McCain’s idea of an economic stimulus is that we all get in our cars and take a ride. Why worry about global warming and collapsing infrastructure? Let’s all hit the road!
It may be painful to hear, but America’s gasoline tax is too low. It should pay for all the costs of road construction and maintenance and it doesn’t even come close to covering our needs. The gas tax is not actually a tax, but a fee for using the nation’s roads. Most of the money from federal and state gas taxes is used for road construction and upkeep. According to the National Surface Transportation Policy and Revenue Study Commission that Congress established in 2005:
Total transit needs on a cumulative basis in constant 2005 dollars are estimated to be $1.1 trillion through 2020, $2.4 trillion through 2035 and $4.4 trillion through 2055. These estimates are the sum of the constant dollar estimates for each year.
In 2007 the trust fund generated about $40 billion. About 45 percent of the funds for highway and mass transit construction and equipment comes from the federal government and 55 percent comes from our state and local governments. If we generate $100 billion a year for 12 years we will generate a lot less than the $5 trillion that is needed.
Which brings me back to the tax-cutting plans recently announced by Senator McCain: What in the world can he possibly be thinking of? Military spending for the war in Iraq, coupled with the Bush tax cuts (that McCain originally opposed) have generated the highest federal deficit in history. We are starving our basic research scientists who can barely keep their labs functioning, disinvesting in schools and transportation infrastructure and reducing the value of our currency as we live beyond our means.

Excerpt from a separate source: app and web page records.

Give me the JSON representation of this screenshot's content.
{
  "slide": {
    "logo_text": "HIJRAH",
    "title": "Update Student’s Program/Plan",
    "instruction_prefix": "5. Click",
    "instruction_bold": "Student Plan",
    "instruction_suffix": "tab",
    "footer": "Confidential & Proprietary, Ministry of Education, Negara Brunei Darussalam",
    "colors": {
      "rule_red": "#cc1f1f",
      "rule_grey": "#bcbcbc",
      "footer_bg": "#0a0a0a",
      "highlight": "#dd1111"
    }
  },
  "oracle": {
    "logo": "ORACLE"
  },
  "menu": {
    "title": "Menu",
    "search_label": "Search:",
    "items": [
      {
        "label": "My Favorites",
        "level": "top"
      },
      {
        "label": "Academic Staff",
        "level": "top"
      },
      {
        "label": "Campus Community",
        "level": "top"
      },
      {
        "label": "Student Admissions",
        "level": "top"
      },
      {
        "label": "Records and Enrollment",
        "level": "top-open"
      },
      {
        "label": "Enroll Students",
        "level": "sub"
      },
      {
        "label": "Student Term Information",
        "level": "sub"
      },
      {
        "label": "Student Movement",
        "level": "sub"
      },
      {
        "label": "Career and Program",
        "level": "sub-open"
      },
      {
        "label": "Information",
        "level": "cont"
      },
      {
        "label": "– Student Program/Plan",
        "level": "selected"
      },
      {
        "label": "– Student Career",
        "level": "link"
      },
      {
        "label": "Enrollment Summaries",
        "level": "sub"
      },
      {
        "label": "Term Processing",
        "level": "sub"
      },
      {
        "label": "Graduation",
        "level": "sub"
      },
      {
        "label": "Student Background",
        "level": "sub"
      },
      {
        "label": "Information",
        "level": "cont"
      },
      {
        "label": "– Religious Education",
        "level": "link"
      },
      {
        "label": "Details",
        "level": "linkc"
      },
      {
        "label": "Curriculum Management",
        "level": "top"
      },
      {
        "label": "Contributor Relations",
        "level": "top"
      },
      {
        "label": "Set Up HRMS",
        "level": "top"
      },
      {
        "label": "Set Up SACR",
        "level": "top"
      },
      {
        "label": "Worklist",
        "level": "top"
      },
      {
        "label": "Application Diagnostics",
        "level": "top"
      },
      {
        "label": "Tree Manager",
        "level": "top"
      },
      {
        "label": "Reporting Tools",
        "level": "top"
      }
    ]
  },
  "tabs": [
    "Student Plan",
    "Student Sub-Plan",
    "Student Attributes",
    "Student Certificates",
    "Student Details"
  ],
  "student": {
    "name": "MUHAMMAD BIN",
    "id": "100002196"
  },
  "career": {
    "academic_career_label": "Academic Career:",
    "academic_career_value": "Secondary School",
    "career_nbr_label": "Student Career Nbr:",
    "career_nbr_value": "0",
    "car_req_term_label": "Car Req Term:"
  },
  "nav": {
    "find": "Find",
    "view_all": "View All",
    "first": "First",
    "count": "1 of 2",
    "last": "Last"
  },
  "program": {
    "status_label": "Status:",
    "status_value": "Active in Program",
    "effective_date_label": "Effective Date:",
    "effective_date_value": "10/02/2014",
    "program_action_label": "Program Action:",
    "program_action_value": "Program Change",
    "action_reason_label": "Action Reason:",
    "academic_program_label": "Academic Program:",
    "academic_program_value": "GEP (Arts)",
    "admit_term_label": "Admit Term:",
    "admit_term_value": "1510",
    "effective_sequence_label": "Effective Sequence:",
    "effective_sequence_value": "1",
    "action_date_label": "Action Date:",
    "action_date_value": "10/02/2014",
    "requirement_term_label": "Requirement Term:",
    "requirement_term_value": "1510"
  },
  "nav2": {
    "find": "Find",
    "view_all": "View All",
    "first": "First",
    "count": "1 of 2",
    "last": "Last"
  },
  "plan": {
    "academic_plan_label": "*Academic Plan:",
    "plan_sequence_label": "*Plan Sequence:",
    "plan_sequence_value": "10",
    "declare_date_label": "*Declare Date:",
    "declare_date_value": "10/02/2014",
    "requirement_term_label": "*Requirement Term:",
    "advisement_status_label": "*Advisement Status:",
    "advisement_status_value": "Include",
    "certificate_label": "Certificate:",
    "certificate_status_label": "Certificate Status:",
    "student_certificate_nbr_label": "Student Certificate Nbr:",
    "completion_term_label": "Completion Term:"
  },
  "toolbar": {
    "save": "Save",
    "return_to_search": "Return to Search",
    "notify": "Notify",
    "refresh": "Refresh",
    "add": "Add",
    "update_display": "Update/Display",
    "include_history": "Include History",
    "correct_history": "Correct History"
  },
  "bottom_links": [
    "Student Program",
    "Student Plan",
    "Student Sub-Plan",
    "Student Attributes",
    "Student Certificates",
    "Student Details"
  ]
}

McCain is not alone in his pandering of course. Senators Obama and Clinton are both treating us to a series of half-baked critiques of global trade from one end of Pennsylvania to the other. We are really due for a reality check around here. We need to invest in science and infrastructure if we are to avoid becoming a second rate power. We need to acknowledge the reality of the global economy and ensure that workers have a stake in its success. Trade barriers and budget deficits will increase the price of goods and services, reduce the value of our currency and reduce our ability to invest in the future. We need a President who is not afraid to tell people the truth about the future. We can’t continue to live off our children’s wealth.
We need to save more and invest more and maybe even defer a little bit of gratification. Some of our investment must be for infrastructure and scientific research that the federal government will need to fund. The main legitimate argument against allowing government to play this role is the declining competence in federal administration we’ve seen during the Bush Administration. (Remember FEMA?) But the talk of tax cuts and of avoiding the competition of the global marketplace is a dangerous delusion. It is true that we need to ensure that trade is fair and that our competition doesn’t abuse their workers or their environment. We can and must insist that our trading partners follow reasonable rules. But closing off our borders to trade and immigration is the surest way to ensure that America gets left behind in the global economy.

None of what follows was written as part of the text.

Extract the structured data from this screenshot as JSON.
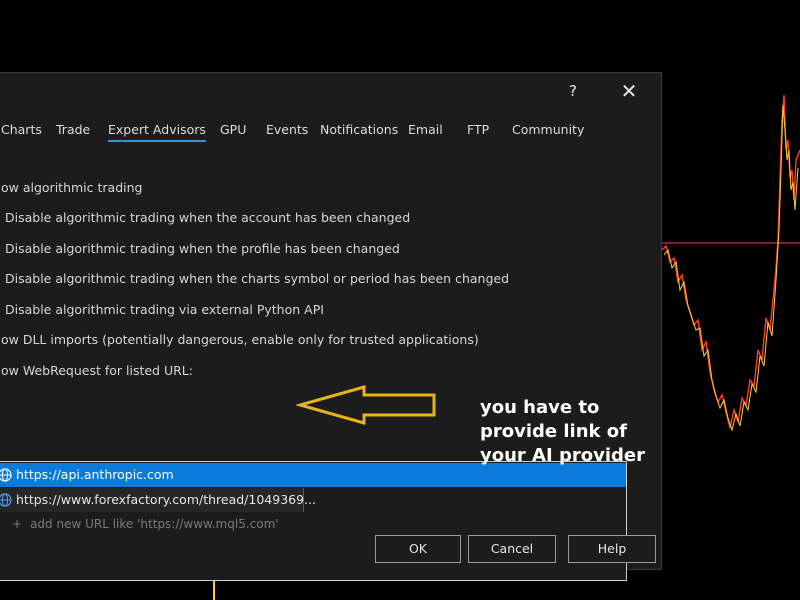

Instead of talking about ministers and sniper fire, it would be nice if the Presidential candidates could tell us what they might do to improve government management. Instead of cutting the gas tax and reducing the money we spend on roads, we should be increasing the tax and encouraging more efficient transportation. This Presidential campaign is not just long and tedious, it’s also starting to get in the way of facing up to our real problems.